There is something very special about being on the floor of the United States House of Representatives. This is where the laws are made. With its 435 members, it is the legislative chamber that is closest to the views and beliefs of the American people. This is sacred space. There is decorum. There are rules.
Three years ago, on January 6, there was violence. The Capitol was attacked for the first time since the British burnt it in 1814. Not even the rebellious armies of the confederacy in the Civil War ever reached Congress. But then president Donald Trump’s troops did. It was a desecration of democracy.
Inside the House chamber, men with guns drawn aimed at the doors of the House to stop the attackers. A woman was shot and killed just outside as she pushed to enter the chamber. Speaker Nancy Pelosi’s office was pillaged.
Gallows to hang then-vice president Mike Pence were carted outside the Capitol. The mob occupied the Senate, trashed the desks of the senators and celebrated their driving the solons from the temple of democracy.
I worked in that building for over 10 years, and never imagined for a moment that armed Americans would attack the Congress to try to stop the House and Senate from conducting business required under the Constitution to ensure the peaceful transfer of power from one president to the next.
The Capitol was retaken later that afternoon. The House and Senate fulfilled their constitutional responsibility. But three years on, the insurrection of that day is still under way.
The attacks on 9/11 were the most catastrophic on the American homeland since Pearl Harbour on December 7, 1941. A special bipartisan commission was established to document what had occurred and how such a grievous assault was to be prevented. Its authoritative work demonstrated that leaders from across the political spectrum could come together to protect the country.
Not so with January 6. Republicans in the House and Senate spurned every effort to form a bipartisan committee to investigate and report not only on the events of that day but what occurred in the weeks after the 2020 election leading up to the riot at the Capitol.
It was an own goal.

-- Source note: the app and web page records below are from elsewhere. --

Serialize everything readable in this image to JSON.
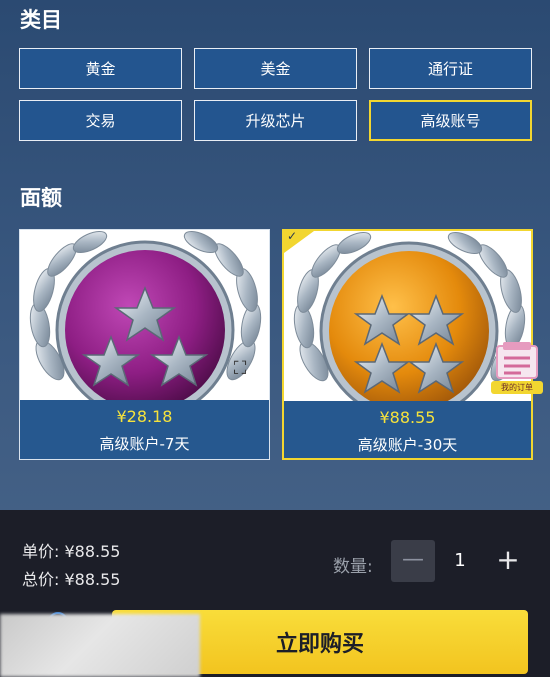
{
  "category": {
    "title": "类目",
    "items": [
      {
        "label": "黄金",
        "selected": false
      },
      {
        "label": "美金",
        "selected": false
      },
      {
        "label": "通行证",
        "selected": false
      },
      {
        "label": "交易",
        "selected": false
      },
      {
        "label": "升级芯片",
        "selected": false
      },
      {
        "label": "高级账号",
        "selected": true
      }
    ]
  },
  "denomination": {
    "title": "面额",
    "cards": [
      {
        "price": "¥28.18",
        "name": "高级账户-7天",
        "ball_color": "#8e1e84",
        "selected": false,
        "icon": "silver-three-star-badge-icon"
      },
      {
        "price": "¥88.55",
        "name": "高级账户-30天",
        "ball_color": "#e48a0c",
        "selected": true,
        "icon": "silver-four-star-badge-icon"
      }
    ]
  },
  "floating_widget": {
    "label": "我的订单"
  },
  "summary": {
    "unit_price": "单价: ¥88.55",
    "total_price": "总价: ¥88.55"
  },
  "quantity": {
    "label": "数量:",
    "value": "1",
    "minus": "—",
    "plus": "+"
  },
  "buy_button": {
    "label": "立即购买"
  },
  "colors": {
    "accent_yellow": "#f2d630",
    "button_blue": "#23558f",
    "bottom_bar": "#1c1e28"
  }
}
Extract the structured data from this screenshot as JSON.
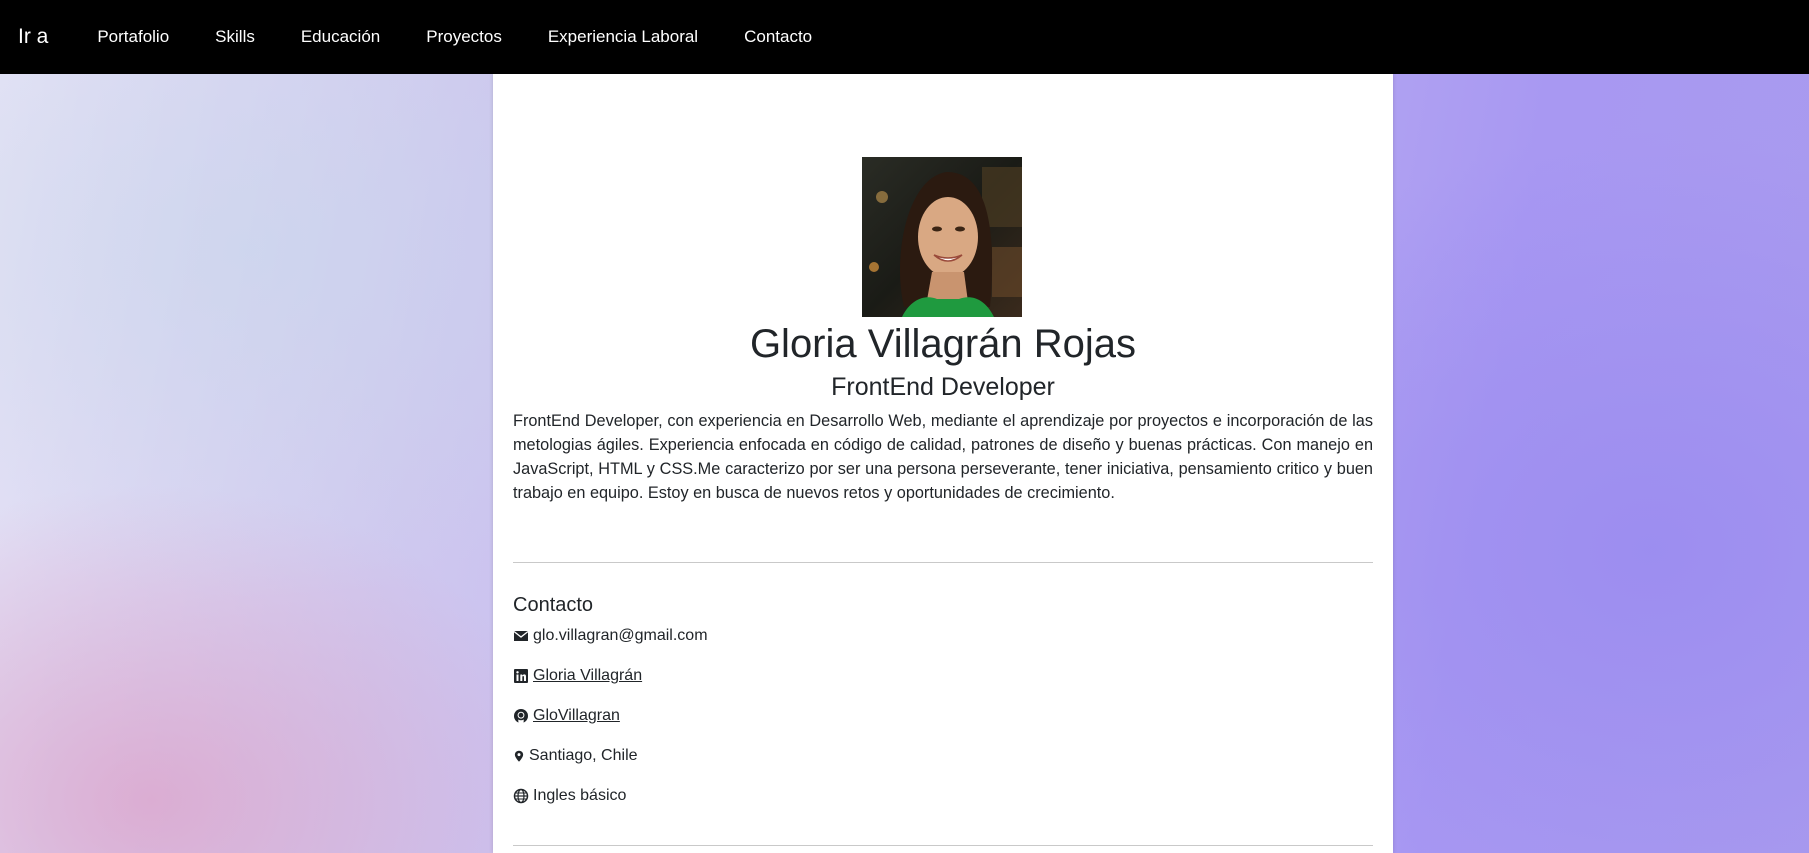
{
  "navbar": {
    "brand": "Ir a",
    "links": [
      "Portafolio",
      "Skills",
      "Educación",
      "Proyectos",
      "Experiencia Laboral",
      "Contacto"
    ]
  },
  "profile": {
    "name": "Gloria Villagrán Rojas",
    "role": "FrontEnd Developer",
    "bio": "FrontEnd Developer, con experiencia en Desarrollo Web, mediante el aprendizaje por proyectos e incorporación de las metologias ágiles. Experiencia enfocada en código de calidad, patrones de diseño y buenas prácticas. Con manejo en JavaScript, HTML y CSS.Me caracterizo por ser una persona perseverante, tener iniciativa, pensamiento critico y buen trabajo en equipo. Estoy en busca de nuevos retos y oportunidades de crecimiento."
  },
  "contact": {
    "title": "Contacto",
    "email": "glo.villagran@gmail.com",
    "linkedin": "Gloria Villagrán",
    "github": "GloVillagran",
    "location": "Santiago, Chile",
    "language": "Ingles básico"
  },
  "colors": {
    "navbar_bg": "#000000",
    "card_bg": "#ffffff",
    "text": "#212529",
    "bg_left": "#e6e4f6",
    "bg_right": "#a898f2"
  },
  "icons": [
    "envelope-icon",
    "linkedin-icon",
    "github-icon",
    "map-marker-icon",
    "globe-icon"
  ]
}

With Republican leaders boycotting the investigation, the January 6 Committee — with two Republicans who refused to be intimidated by Trump, Liz Cheney and Adam Kinzinger — was unimpeded in producing a most stunning and compelling report.
Unlike in the aftermath of 9/11, there has been no coming together of the American people on the legacy of January 6. Trump said he spoke that day to “a loving crowd.” Up to 70 per cent of Republican voters believe the 2020 election was stolen. Trump’s inconsolable grievances are the springboard for his campaign utterances.
Three years on, more Republicans than ever believe that Trump was not responsible for the insurrection, that accounts of the violence were overblown, and that Joe Biden is an illegitimate president.
A friend reports that, even in the Capitol itself, on a tour taken in 2022, “January 6 was completely ignored, not mentioned once on the tour. It’s as if it never happened.”
Trump has 91 criminal charges levied against him, but he is today stronger than ever. “They’re not indicting me, they’re indicting you,” he tells his base. “I am your warrior. I am your justice.” In Trump they trust, and they want him back with a vengeance. “And for those who have been wronged and betrayed, I am your retribution.”
Trump is on the cusp of defeating his rivals in the early round of primaries beginning this month in Iowa, placing him in reach of securing his party’s presidential nomination by the end of February.
The insurrection at the Capitol — which was a near-mortal blow to the heart of America’s democracy — is today at the heart of Trump’s legal jeopardy. In a trial to occur in Washington, Trump is charged with conspiracies to overturn the election, obstructing the work of Congress and depriving people of their votes being counted.
Two states, Colorado and Maine, have found that Trump “engaged” with the insurrection and must, as prescribed by the Constitution’s 14th amendment, be removed from their election ballots. The Supreme Court will decide that issue, along with Trump’s assertion that he is immune from prosecution for all acts he did as president.
If Trump is convicted in the Washington trial, will his voters still stay with him next November? Early polls indicate that some of his voters — perhaps up to 5 per cent or more — are unwilling to vote for a convicted felon.
On January 6, 2025, Congress will meet in joint session to count the Electoral College votes and certify the winner. Vice President Kamala Harris, still in office until the inauguration on January 20, will be in the chair.
Will the man who has acted relentlessly to sow division, distrust and doubt about America’s democracy be declared the winner and sworn in – again — to “preserve, protect and defend” the Constitution of the United States? Will Trump see his insurrection through to a successful restoration?